Fans got a rare Roger and Peggy scene this week that along with Bert’s mystical appearance in Don’s passenger seat added a surreal tone to this week’s episode. Of course, McCann has been dragging their feet on getting Peggy over to the office by not having her office ready and screwing up all the other arrangements, but as a result she wanders into Roger playing the organ at the old SC&P office. Apart from the clear funerary dirge for the agency, Redditor gr8ver proposed a Phantom of the Opera comparison with Roger playing the role of the unloved Erik and Peggy being Christina. Don has been grooming Peggy to replace him since season one, but as Roger relays through a good ol’ World War II story, he is going to give her the final push. Roger offers her Bert’s somewhat inexplicable painting of “an octopus pleasuring a woman” which she tries to deflect telling him, “you know I need to make men feel at ease,” but we all know that tack won’t work at McCann. At first Peggy sits rigidly in her chair listening to Roger talk at her, but a few vermouths later she rollerskates around the office to the tune of Roger’s organ. In Peggy’s final scene of the episode, she walks down the hallways of McCann cigarette in mouth, raybans on eyes and a tentacle porn painting by her side, all of which suggests the confidence Don has so obviously lost is hers for the taking.


Although Meredith has been gradually taking up the mantle of best secretary ever, the inkling last week that Don lost his mojo has come to startling fruition in “Lost Horizon”. At the beginning of the episode Jim Hobart tells Don he is the key to ratcheting up McCann’s game and of course Don warms to the praise until he makes it to the Miller Beer meeting where a dashing, younger man delivers a golden era Don pitch. The noticeably unnamed man paints a picture of the company’s target audience with the same zeal and confidence (or maybe more) that Don used to have. Without anything like a support network or a strong sense of self, Don gazes out the window at the Empire State Building stewing on the potential of self destruction – and then actualizing it! What I mean by that is that Don drives to Racine in effort to catch the flighty Diana and falls into default mode putting on two different personas in an effort to extract information on her whereabouts from her ex-husband. In a final blow, Don doesn’t even manage to fool the ex because apparently random men turn up all the time looking for Diana. This week’s song choice, David Bowie’s 1969 “Space Oddity” underscores and perhaps foretells Don’s journey. By all accounts Don has finally snapped just like the song’s protagonist Major Tom he’s hurtling into orbit/ driving aimlessly towards St. Paul.

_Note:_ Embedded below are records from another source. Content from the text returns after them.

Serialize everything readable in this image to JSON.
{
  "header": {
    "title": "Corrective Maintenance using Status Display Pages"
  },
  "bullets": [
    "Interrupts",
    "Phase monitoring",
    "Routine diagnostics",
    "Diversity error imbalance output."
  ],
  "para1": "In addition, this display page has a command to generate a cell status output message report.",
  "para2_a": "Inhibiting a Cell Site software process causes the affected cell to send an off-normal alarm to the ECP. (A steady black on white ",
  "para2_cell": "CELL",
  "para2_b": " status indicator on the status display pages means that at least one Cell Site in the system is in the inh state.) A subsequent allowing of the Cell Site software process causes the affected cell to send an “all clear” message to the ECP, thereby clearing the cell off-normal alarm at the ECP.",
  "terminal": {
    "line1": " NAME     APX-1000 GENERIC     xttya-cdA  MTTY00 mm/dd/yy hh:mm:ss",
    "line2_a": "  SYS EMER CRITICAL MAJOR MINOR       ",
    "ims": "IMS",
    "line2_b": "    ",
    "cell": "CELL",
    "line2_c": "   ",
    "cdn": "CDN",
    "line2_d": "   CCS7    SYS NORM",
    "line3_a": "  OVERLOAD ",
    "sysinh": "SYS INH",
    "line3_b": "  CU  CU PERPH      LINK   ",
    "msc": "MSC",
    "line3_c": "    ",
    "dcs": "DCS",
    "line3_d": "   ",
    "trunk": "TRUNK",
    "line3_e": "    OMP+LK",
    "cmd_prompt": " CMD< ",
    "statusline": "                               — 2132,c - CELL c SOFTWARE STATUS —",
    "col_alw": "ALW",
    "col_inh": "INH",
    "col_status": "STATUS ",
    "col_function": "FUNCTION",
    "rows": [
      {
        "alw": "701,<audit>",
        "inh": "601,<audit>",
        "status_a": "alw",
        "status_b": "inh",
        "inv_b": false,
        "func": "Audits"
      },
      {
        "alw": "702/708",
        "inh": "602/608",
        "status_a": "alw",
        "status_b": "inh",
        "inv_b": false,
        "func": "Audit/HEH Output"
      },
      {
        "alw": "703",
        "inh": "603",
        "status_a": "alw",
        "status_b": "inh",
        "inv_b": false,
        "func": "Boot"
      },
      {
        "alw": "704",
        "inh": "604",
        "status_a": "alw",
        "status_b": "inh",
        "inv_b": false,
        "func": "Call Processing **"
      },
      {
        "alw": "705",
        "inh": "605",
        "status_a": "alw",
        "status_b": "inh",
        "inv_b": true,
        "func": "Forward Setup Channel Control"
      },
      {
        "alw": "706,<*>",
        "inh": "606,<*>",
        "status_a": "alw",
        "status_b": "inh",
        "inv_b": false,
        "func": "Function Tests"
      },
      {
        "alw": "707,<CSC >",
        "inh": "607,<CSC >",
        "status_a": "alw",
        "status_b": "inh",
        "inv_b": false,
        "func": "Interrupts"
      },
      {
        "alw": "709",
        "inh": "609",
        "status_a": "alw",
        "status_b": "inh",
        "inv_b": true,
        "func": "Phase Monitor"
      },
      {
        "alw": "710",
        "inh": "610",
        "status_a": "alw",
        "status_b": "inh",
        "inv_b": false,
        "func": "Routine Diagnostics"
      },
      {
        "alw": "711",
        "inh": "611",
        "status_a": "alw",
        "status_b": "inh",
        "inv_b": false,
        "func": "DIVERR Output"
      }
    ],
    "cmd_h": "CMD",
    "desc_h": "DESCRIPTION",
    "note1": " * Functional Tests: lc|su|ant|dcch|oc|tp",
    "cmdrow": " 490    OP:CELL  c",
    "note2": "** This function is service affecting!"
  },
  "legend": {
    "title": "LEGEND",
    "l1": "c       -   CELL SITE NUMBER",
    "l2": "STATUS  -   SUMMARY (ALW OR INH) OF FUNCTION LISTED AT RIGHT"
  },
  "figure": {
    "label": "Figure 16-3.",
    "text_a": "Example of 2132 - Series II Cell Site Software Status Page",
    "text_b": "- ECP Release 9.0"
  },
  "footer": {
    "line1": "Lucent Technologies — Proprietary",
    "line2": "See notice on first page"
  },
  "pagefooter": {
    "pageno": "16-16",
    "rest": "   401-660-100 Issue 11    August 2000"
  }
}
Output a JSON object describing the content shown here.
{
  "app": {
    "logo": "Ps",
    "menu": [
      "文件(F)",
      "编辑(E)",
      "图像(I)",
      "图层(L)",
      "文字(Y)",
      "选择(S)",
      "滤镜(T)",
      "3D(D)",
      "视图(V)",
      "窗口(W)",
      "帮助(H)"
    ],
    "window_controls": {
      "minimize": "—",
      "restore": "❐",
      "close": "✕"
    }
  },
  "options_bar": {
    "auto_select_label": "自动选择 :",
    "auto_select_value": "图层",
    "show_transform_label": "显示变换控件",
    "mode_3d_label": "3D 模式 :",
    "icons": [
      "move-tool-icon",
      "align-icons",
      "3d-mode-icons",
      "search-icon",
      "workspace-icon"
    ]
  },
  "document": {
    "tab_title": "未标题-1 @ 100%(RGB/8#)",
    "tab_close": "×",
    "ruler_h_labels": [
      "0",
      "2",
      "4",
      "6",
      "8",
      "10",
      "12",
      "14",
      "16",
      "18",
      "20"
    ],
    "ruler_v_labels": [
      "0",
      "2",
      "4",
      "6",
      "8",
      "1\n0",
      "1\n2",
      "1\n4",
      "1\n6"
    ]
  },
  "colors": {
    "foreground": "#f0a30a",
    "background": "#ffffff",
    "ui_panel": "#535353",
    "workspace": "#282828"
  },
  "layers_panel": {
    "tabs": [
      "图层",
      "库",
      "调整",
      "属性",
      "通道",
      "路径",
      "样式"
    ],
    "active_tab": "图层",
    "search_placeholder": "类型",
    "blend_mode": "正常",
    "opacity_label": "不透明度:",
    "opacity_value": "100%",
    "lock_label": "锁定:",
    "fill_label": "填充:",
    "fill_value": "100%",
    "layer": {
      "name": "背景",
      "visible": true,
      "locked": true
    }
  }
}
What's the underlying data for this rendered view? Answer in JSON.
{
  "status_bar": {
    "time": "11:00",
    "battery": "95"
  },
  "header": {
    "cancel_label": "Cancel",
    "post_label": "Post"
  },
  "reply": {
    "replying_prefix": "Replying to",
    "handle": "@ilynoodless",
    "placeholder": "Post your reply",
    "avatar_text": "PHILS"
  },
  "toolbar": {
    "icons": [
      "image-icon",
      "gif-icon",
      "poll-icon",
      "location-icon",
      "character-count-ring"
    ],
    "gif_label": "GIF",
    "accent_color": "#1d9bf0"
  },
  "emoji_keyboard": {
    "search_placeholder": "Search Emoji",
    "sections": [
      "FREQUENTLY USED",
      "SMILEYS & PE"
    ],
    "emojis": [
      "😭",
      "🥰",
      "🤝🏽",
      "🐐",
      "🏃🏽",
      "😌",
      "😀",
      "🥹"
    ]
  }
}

“Though I’m past
one hundred thousand miles
I’m feeling very still
And I think my spaceship knows which way to go”